That a ship's rig tested positive for drug use one day after a fall at work allegedly worsening a previous knee injury was not a factor in Tuesday's dismissal of his work compensation claim in a federal appeal court in New Orleans.
Darrell Boudreaux, employed as a rig for Wilkinson Technologies Ltd. in Youngsville, Louisiana, in 2013 drove a staff basket lifted by a crane over a ship as he fell out of the basket two to three feet on the ship's platform and twisted on the knee, according to document in Darrell Boudreaux v. Director, Office for Labor Compensation Program , United States Department of Labor; Wilkinson Technologies; American Interstate Insurance Co., filed in the 5th US Circuit Court of Appeals.

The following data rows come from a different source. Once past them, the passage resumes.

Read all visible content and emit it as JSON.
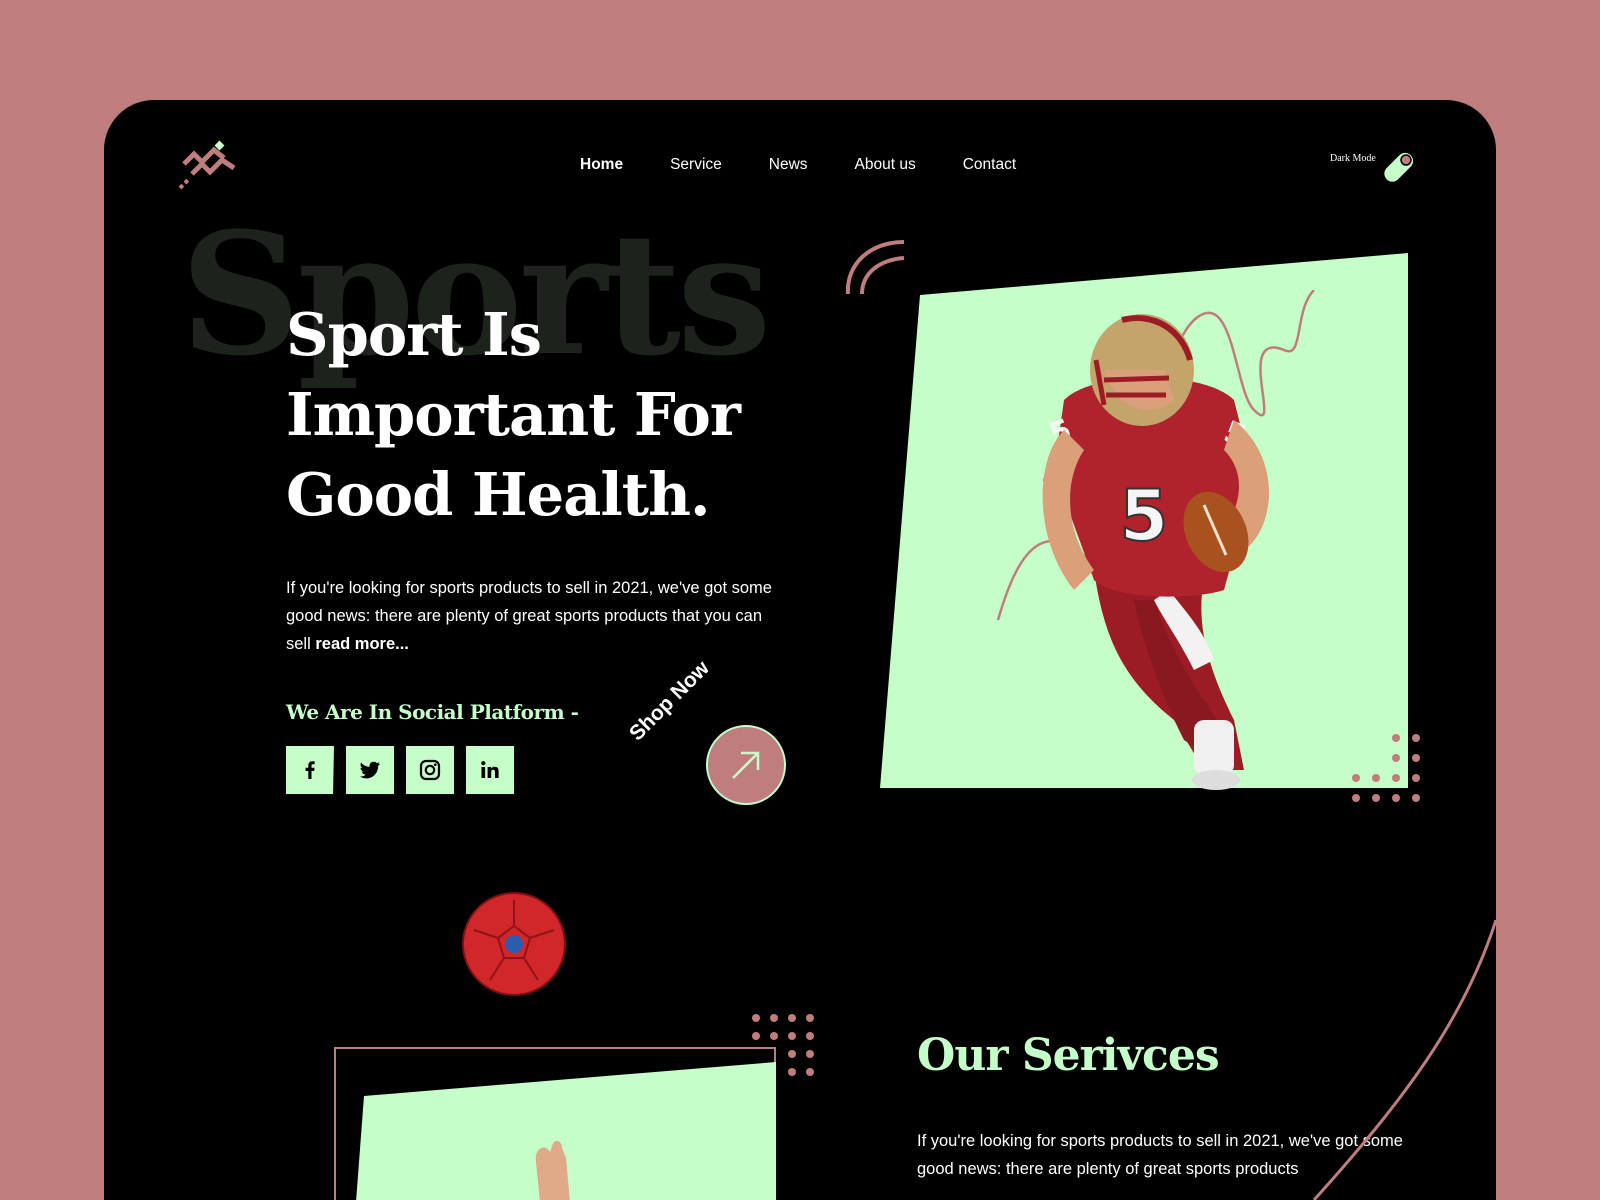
{
  "nav": {
    "items": [
      "Home",
      "Service",
      "News",
      "About us",
      "Contact"
    ],
    "active": "Home",
    "dark_mode_label": "Dark Mode"
  },
  "hero": {
    "background_word": "Sports",
    "headline": "Sport Is Important For Good Health.",
    "intro_text": "If you're looking for sports products to sell in 2021, we've got some good news: there are plenty of great sports products that you can sell ",
    "read_more": "read more...",
    "social_title": "We Are In Social Platform -",
    "social_icons": [
      "facebook-icon",
      "twitter-icon",
      "instagram-icon",
      "linkedin-icon"
    ],
    "shop_now": "Shop Now"
  },
  "services": {
    "title": "Our Serivces",
    "text": "If you're looking for sports products to sell in 2021, we've got some good news: there are plenty of great sports products"
  },
  "colors": {
    "page_bg": "#bf7d7e",
    "frame_bg": "#000000",
    "accent_mint": "#c5fec8",
    "accent_rose": "#bf7d7e"
  }
}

Records say that when filling in a prehire medical history questionnaire, Boudreaux said "he did not have any long-term health problems or physical conditions." He did not respond to the question on the form and asked if he had ever had surgery. Witnesses reported that Boudreaux was soon up after the fall and left. He then filled in an accident report and was seen by medical staff and complained of knee and shoulder pain. He revealed at the time that he had previously had knee surgery and got Aleve and was cleared to return to work, which he did not.
Instead, he received a drug test and tested positive for amphetamine and cocaine one day after the incident and ended the following month, record status.
Having applied for work compensation according to the Longshore and Harbor Workers Compensation Act, his employer and its insurer denied the claim that the case had deteriorated an already existing state later with reference to a federal court of comprehensive medical documents documenting knee problems and operations from 1
In an appeal, a benefit review committee confirmed the judge's decision and stated that the ruling of the administrative court" was rational that Boudreaux failed to bear its burden to establish that the October 2013 case worsened. t the underlying knee position given the extensive medical testimony and evidence of the opposite presented at the hearing. "
On its decisive Tuesday, the Appeal Court induced that Boudreaux, in line with the previous judges," lacked credibility because he had not given (doctor) full and accurate medical history. ALJ further motivated that the (one doctor's) opinion had less probative value, because it was based on Boudreaux's self-reporting that his knee symptoms only increased after the 2013 case – a fact confirmed by his medical history. "
Officials of Wilkinson and American Interstate Insurance and lawyers representing both Mr. Boudreaux and the employer and the insurer could not be immediately reached for comment. Lawyer Henry Harvey LeBas, among five attorneys representing the respondents, did not want to comment.